Task brief – Quote the records that follow in full and exactly; leave out the pictures.

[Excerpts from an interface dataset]
____

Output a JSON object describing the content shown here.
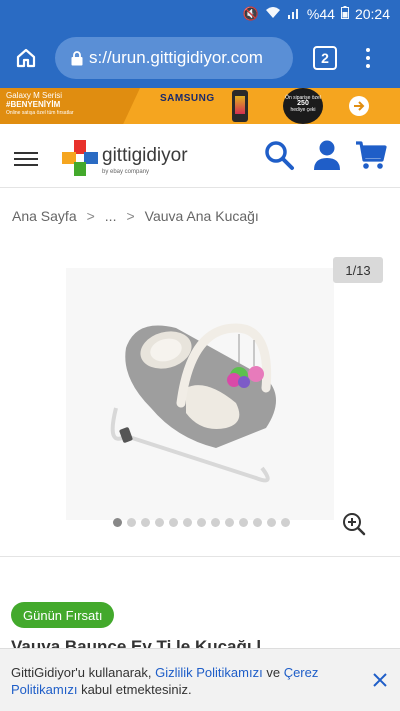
{
  "status_bar": {
    "battery": "%44",
    "time": "20:24"
  },
  "browser": {
    "url": "s://urun.gittigidiyor.com",
    "tab_count": "2"
  },
  "banner": {
    "line1": "Galaxy M Serisi",
    "line2": "#BENYENİYİM",
    "line3": "Online satışa özel tüm fırsatlar",
    "brand": "SAMSUNG",
    "badge_line1": "Ön siparişe özel",
    "badge_amount": "250",
    "badge_line3": "hediye çeki"
  },
  "header": {
    "logo_text": "gittigidiyor",
    "logo_sub": "by ebay company"
  },
  "breadcrumb": {
    "home": "Ana Sayfa",
    "sep1": ">",
    "ellipsis": "...",
    "sep2": ">",
    "current": "Vauva Ana Kucağı"
  },
  "gallery": {
    "counter": "1/13",
    "total_dots": 13,
    "active_dot": 1
  },
  "product": {
    "deal_label": "Günün Fırsatı",
    "title_peek": "Vauva Baunce Ev Ti  le  Kucağı  l"
  },
  "cookie": {
    "text1": "GittiGidiyor'u kullanarak, ",
    "link1": "Gizlilik Politikamızı",
    "text2": " ve ",
    "link2": "Çerez Politikamızı",
    "text3": " kabul etmektesiniz."
  },
  "colors": {
    "brand_blue": "#2a6bc3",
    "icon_blue": "#1f5ec8",
    "deal_green": "#43a92c",
    "banner_orange": "#f5a51f"
  }
}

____

Solution –
Output a JSON object describing the content shown here.
{
  "status_bar": {
    "battery": "%44",
    "time": "20:24"
  },
  "browser": {
    "url": "s://urun.gittigidiyor.com",
    "tab_count": "2"
  },
  "banner": {
    "line1": "Galaxy M Serisi",
    "line2": "#BENYENİYİM",
    "line3": "Online satışa özel tüm fırsatlar",
    "brand": "SAMSUNG",
    "badge_line1": "Ön siparişe özel",
    "badge_amount": "250",
    "badge_line3": "hediye çeki"
  },
  "header": {
    "logo_text": "gittigidiyor",
    "logo_sub": "by ebay company"
  },
  "breadcrumb": {
    "home": "Ana Sayfa",
    "sep1": ">",
    "ellipsis": "...",
    "sep2": ">",
    "current": "Vauva Ana Kucağı"
  },
  "gallery": {
    "counter": "1/13",
    "total_dots": 13,
    "active_dot": 1
  },
  "product": {
    "deal_label": "Günün Fırsatı",
    "title_peek": "Vauva Baunce Ev Ti  le  Kucağı  l"
  },
  "cookie": {
    "text1": "GittiGidiyor'u kullanarak, ",
    "link1": "Gizlilik Politikamızı",
    "text2": " ve ",
    "link2": "Çerez Politikamızı",
    "text3": " kabul etmektesiniz."
  },
  "colors": {
    "brand_blue": "#2a6bc3",
    "icon_blue": "#1f5ec8",
    "deal_green": "#43a92c",
    "banner_orange": "#f5a51f"
  }
}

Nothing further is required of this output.